  F. Pouwer , P. H. L. M. Geelhoed-Duijvestijn , C. J. Tack , E. Bazelmans , A.-J. Beekman , R. J. Heine and F. J. Snoek

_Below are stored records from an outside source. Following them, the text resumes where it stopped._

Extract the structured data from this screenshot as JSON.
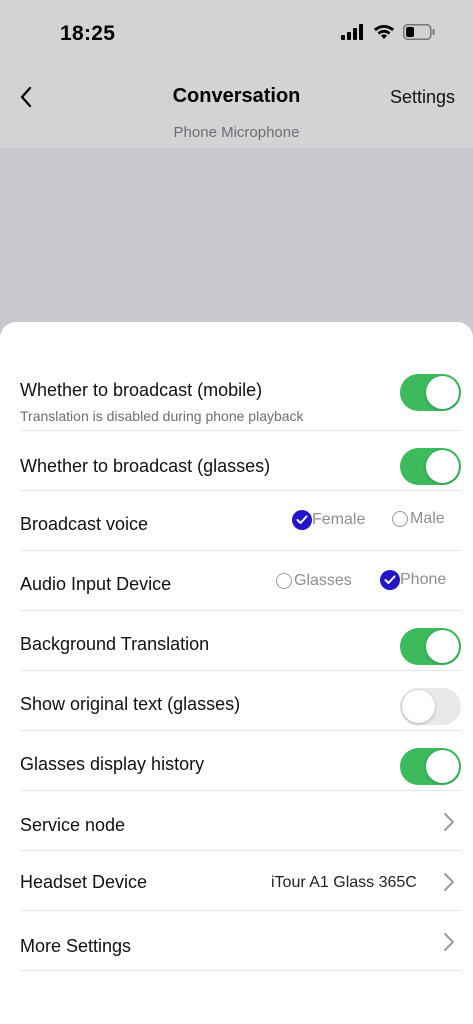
{
  "status_bar": {
    "time": "18:25"
  },
  "nav": {
    "title": "Conversation",
    "settings_label": "Settings",
    "subtitle": "Phone Microphone"
  },
  "sheet": {
    "broadcast_mobile": {
      "label": "Whether to broadcast (mobile)",
      "sub": "Translation is disabled during phone playback",
      "on": true
    },
    "broadcast_glasses": {
      "label": "Whether to broadcast (glasses)",
      "on": true
    },
    "broadcast_voice": {
      "label": "Broadcast voice",
      "options": [
        {
          "label": "Female",
          "selected": true
        },
        {
          "label": "Male",
          "selected": false
        }
      ]
    },
    "audio_input": {
      "label": "Audio Input Device",
      "options": [
        {
          "label": "Glasses",
          "selected": false
        },
        {
          "label": "Phone",
          "selected": true
        }
      ]
    },
    "background_translation": {
      "label": "Background Translation",
      "on": true
    },
    "show_original": {
      "label": "Show original text (glasses)",
      "on": false
    },
    "glasses_history": {
      "label": "Glasses display history",
      "on": true
    },
    "service_node": {
      "label": "Service node"
    },
    "headset_device": {
      "label": "Headset Device",
      "value": "iTour A1 Glass 365C"
    },
    "more_settings": {
      "label": "More Settings"
    }
  },
  "colors": {
    "toggle_on": "#3cba5c",
    "toggle_off": "#e9e9eb",
    "radio_selected": "#2316c9"
  }
}
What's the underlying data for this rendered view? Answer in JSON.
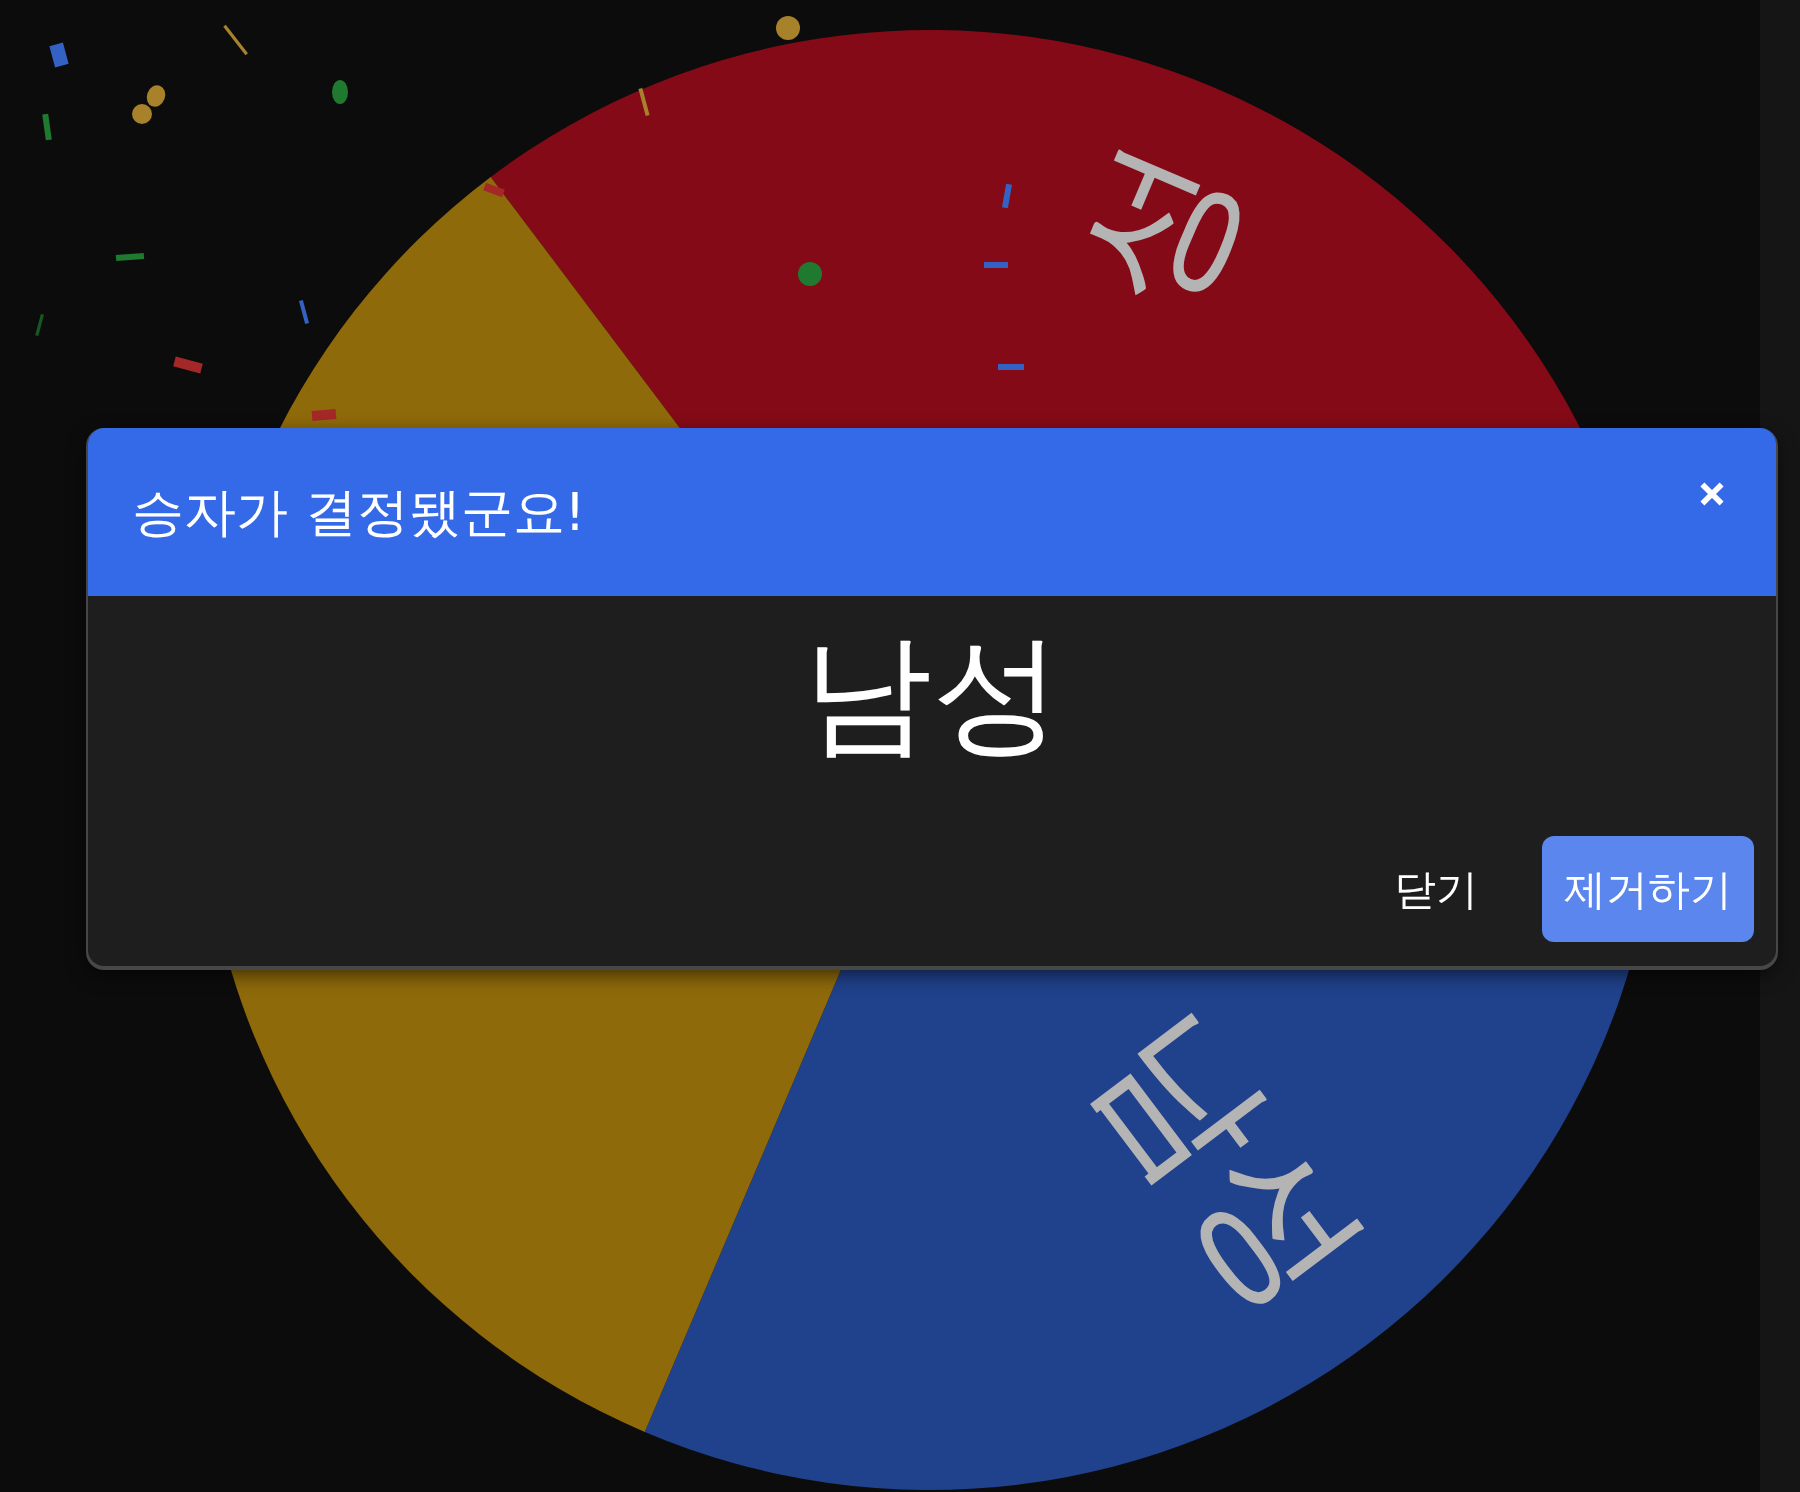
{
  "wheel": {
    "segments": [
      {
        "label": "성",
        "color": "#850a17"
      },
      {
        "label": "남성",
        "color": "#20418c"
      },
      {
        "color": "#8f6a0b"
      }
    ]
  },
  "dialog": {
    "title": "승자가 결정됐군요!",
    "winner": "남성",
    "buttons": [
      {
        "label": "닫기",
        "kind": "text"
      },
      {
        "label": "제거하기",
        "kind": "filled"
      }
    ]
  }
}
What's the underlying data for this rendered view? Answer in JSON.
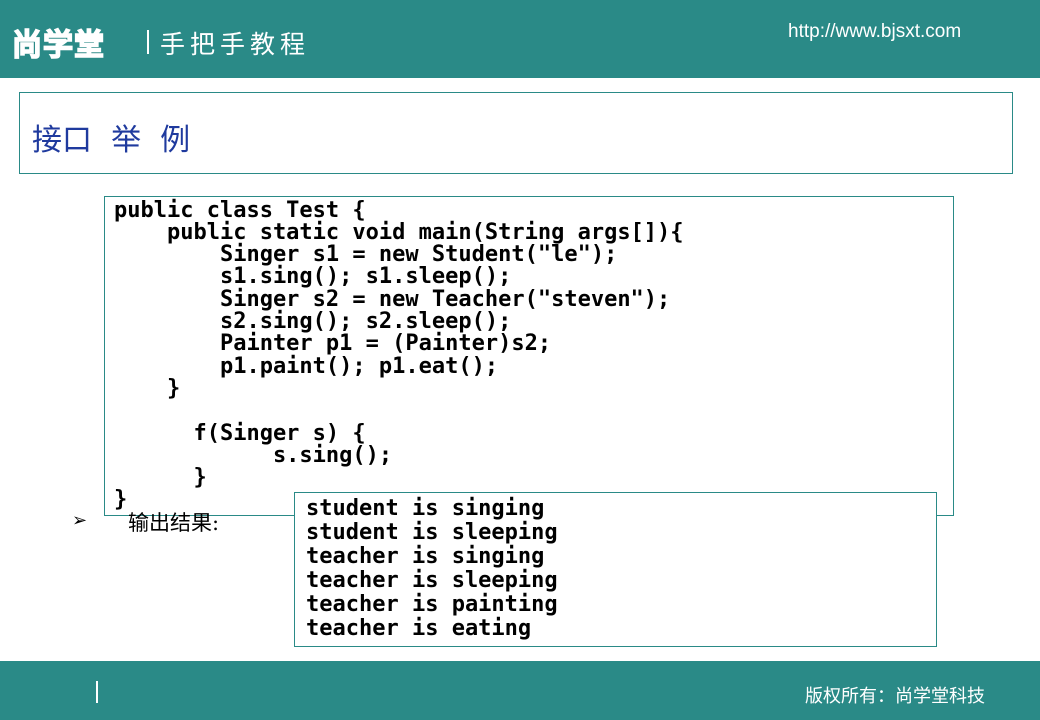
{
  "header": {
    "logo": "尚学堂",
    "subtitle": "手把手教程",
    "url": "http://www.bjsxt.com"
  },
  "slide": {
    "title": "接口  举  例"
  },
  "code": {
    "lines": [
      "public class Test {",
      "    public static void main(String args[]){",
      "        Singer s1 = new Student(\"le\");",
      "        s1.sing(); s1.sleep();",
      "        Singer s2 = new Teacher(\"steven\");",
      "        s2.sing(); s2.sleep();",
      "        Painter p1 = (Painter)s2;",
      "        p1.paint(); p1.eat();",
      "    }",
      "",
      "      f(Singer s) {",
      "            s.sing();",
      "      }",
      "}"
    ]
  },
  "output": {
    "bullet": "➢",
    "label": "输出结果:",
    "lines": [
      "student is singing",
      "student is sleeping",
      "teacher is singing",
      "teacher is sleeping",
      "teacher is painting",
      "teacher is eating"
    ]
  },
  "footer": {
    "copyright": "版权所有：尚学堂科技"
  },
  "colors": {
    "brand_teal": "#2a8a87",
    "title_blue": "#1f3a9e"
  }
}
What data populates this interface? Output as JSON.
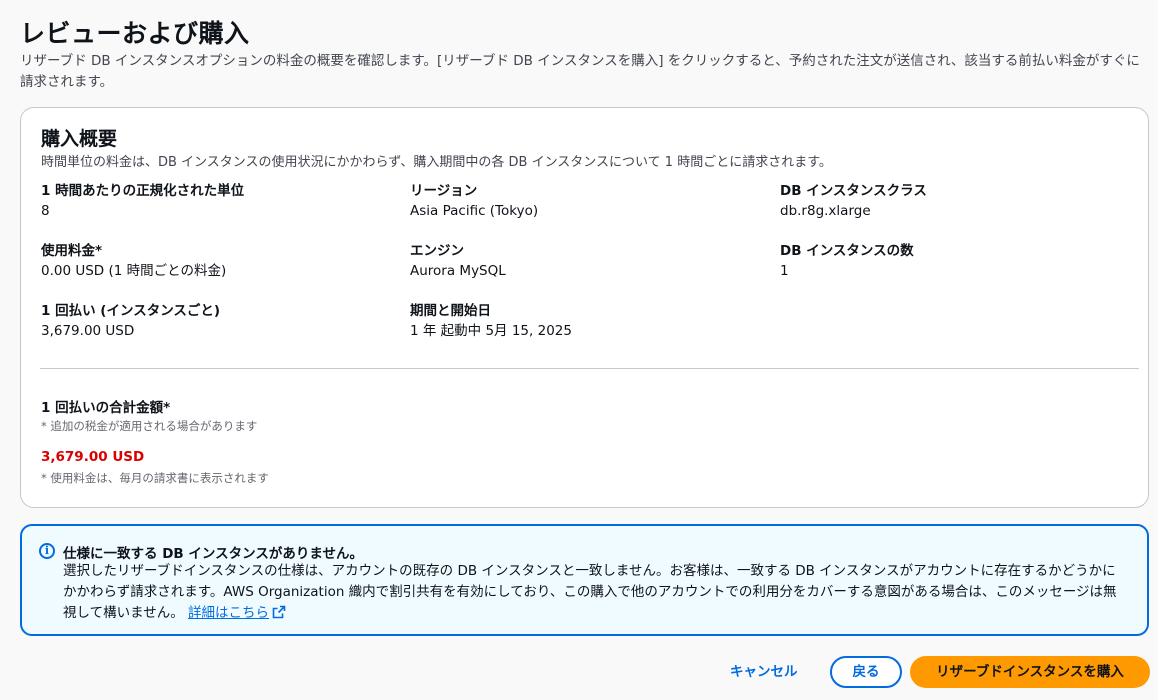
{
  "page": {
    "title": "レビューおよび購入",
    "description": "リザーブド DB インスタンスオプションの料金の概要を確認します。[リザーブド DB インスタンスを購入] をクリックすると、予約された注文が送信され、該当する前払い料金がすぐに請求されます。"
  },
  "summary": {
    "title": "購入概要",
    "description": "時間単位の料金は、DB インスタンスの使用状況にかかわらず、購入期間中の各 DB インスタンスについて 1 時間ごとに請求されます。",
    "fields": [
      {
        "label": "1 時間あたりの正規化された単位",
        "value": "8"
      },
      {
        "label": "リージョン",
        "value": "Asia Pacific (Tokyo)"
      },
      {
        "label": "DB インスタンスクラス",
        "value": "db.r8g.xlarge"
      },
      {
        "label": "使用料金*",
        "value": "0.00 USD (1 時間ごとの料金)"
      },
      {
        "label": "エンジン",
        "value": "Aurora MySQL"
      },
      {
        "label": "DB インスタンスの数",
        "value": "1"
      },
      {
        "label": "1 回払い (インスタンスごと)",
        "value": "3,679.00 USD"
      },
      {
        "label": "期間と開始日",
        "value": "1 年 起動中 5月 15, 2025"
      }
    ],
    "total": {
      "label": "1 回払いの合計金額*",
      "tax_note": "* 追加の税金が適用される場合があります",
      "amount": "3,679.00 USD",
      "usage_note": "* 使用料金は、毎月の請求書に表示されます"
    }
  },
  "alert": {
    "icon": "info-icon",
    "title": "仕様に一致する DB インスタンスがありません。",
    "body": "選択したリザーブドインスタンスの仕様は、アカウントの既存の DB インスタンスと一致しません。お客様は、一致する DB インスタンスがアカウントに存在するかどうかにかかわらず請求されます。AWS Organization 織内で割引共有を有効にしており、この購入で他のアカウントでの利用分をカバーする意図がある場合は、このメッセージは無視して構いません。",
    "link": "詳細はこちら"
  },
  "actions": {
    "cancel": "キャンセル",
    "back": "戻る",
    "purchase": "リザーブドインスタンスを購入"
  },
  "colors": {
    "accent": "#006ce0",
    "primary_button": "#ff9900",
    "total_amount": "#db0000",
    "alert_background": "#f0fbff"
  }
}
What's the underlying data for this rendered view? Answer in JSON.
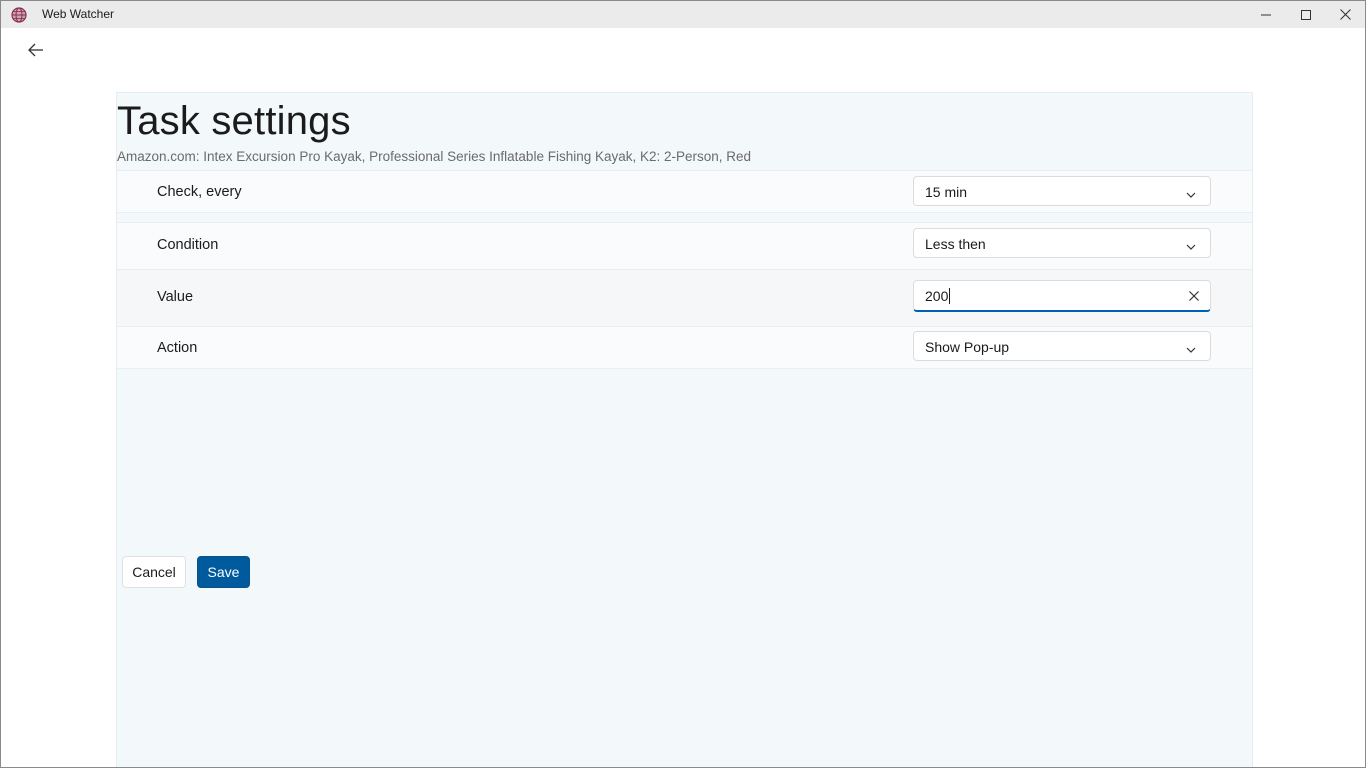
{
  "window": {
    "title": "Web Watcher",
    "accent_color": "#005a9e"
  },
  "header": {
    "back_icon": "arrow-left-icon"
  },
  "page": {
    "title": "Task settings",
    "subtitle": "Amazon.com: Intex Excursion Pro Kayak, Professional Series Inflatable Fishing Kayak, K2: 2-Person, Red"
  },
  "settings": [
    {
      "label": "Check, every",
      "control": "dropdown",
      "value": "15 min"
    },
    {
      "label": "Condition",
      "control": "dropdown",
      "value": "Less then"
    },
    {
      "label": "Value",
      "control": "textbox",
      "value": "200"
    },
    {
      "label": "Action",
      "control": "dropdown",
      "value": "Show Pop-up"
    }
  ],
  "buttons": {
    "cancel_label": "Cancel",
    "save_label": "Save"
  }
}
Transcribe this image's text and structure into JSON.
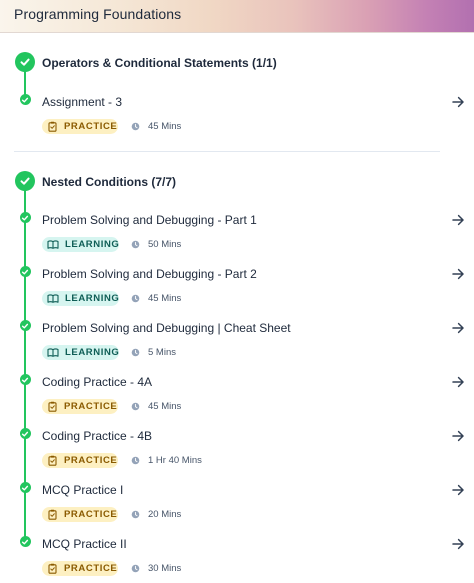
{
  "header": {
    "title": "Programming Foundations"
  },
  "sections": [
    {
      "title": "Operators & Conditional Statements (1/1)",
      "items": [
        {
          "title": "Assignment - 3",
          "type": "PRACTICE",
          "duration": "45 Mins"
        }
      ]
    },
    {
      "title": "Nested Conditions (7/7)",
      "items": [
        {
          "title": "Problem Solving and Debugging - Part 1",
          "type": "LEARNING",
          "duration": "50 Mins"
        },
        {
          "title": "Problem Solving and Debugging - Part 2",
          "type": "LEARNING",
          "duration": "45 Mins"
        },
        {
          "title": "Problem Solving and Debugging | Cheat Sheet",
          "type": "LEARNING",
          "duration": "5 Mins"
        },
        {
          "title": "Coding Practice - 4A",
          "type": "PRACTICE",
          "duration": "45 Mins"
        },
        {
          "title": "Coding Practice - 4B",
          "type": "PRACTICE",
          "duration": "1 Hr 40 Mins"
        },
        {
          "title": "MCQ Practice I",
          "type": "PRACTICE",
          "duration": "20 Mins"
        },
        {
          "title": "MCQ Practice II",
          "type": "PRACTICE",
          "duration": "30 Mins"
        }
      ]
    }
  ],
  "icons": {
    "completed": "check-circle-icon",
    "practice": "clipboard-icon",
    "learning": "book-open-icon",
    "duration": "clock-icon",
    "open": "arrow-right-icon"
  },
  "colors": {
    "completed": "#22c55e",
    "practice_bg": "#fdf0c2",
    "practice_text": "#8a5a00",
    "learning_bg": "#d6f5f0",
    "learning_text": "#0f5e56"
  }
}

  Aims: Depression is common in diabetes, but the scope of the problem and associated correlates are not well established in specialist diabetes care. We aimed to determine the prevalence of depression among adult outpatients with Type 1 (T1DM) or Type 2 diabetes (T2DM) using both self-report measures and a diagnostic interview, and to establish demographic and clinical characteristics associated with depressive affect.Methods: A random sample of 2055 diabetes out-patients from three diabetes clinics was invited to participate. Depressive affect was assessed using the World Health Organization-5 Well Being Index (WHO-5), the Centre for Epidemiologic Studies-Depression scale (CESD) using predefined cut-off scores, and depressive disorder with the Composite International Diagnostic Interview (CIDI). Associations between depression and patient characteristics were explored using regression analyses.Results: Seven hundred and seventy-two patients completed the depression questionnaires. About one-third of T1DM patients and 37–43% of T2DM patients reported depressive affect (WHO-5). The prevalence of depressive affect (CESD) was 25% and 30% for men and women with T1DM, and 35% and 38% for men and women with T2DM, respectively. Based on the CIDI, 8% of T1DM patients (no gender difference) and 2% of men and 21% of women with T2DM suffered from a depressive disorder. Depressive affect was associated with poor glycaemic control and proliferative retinopathy in T1DM, while non-Dutch descent, obesity and neuropathy were correlates in T2DM.Conclusions: Depressive symptoms and major depressive disorder constitute a common comorbid problem among Dutch out-patients with T1DM or T2DM and appear particularly common in migrants and women with T2DM.
 
 
 
Copyright   |   Desclaimer   |    Privacy Policy   |   Browsers   |   Accessibility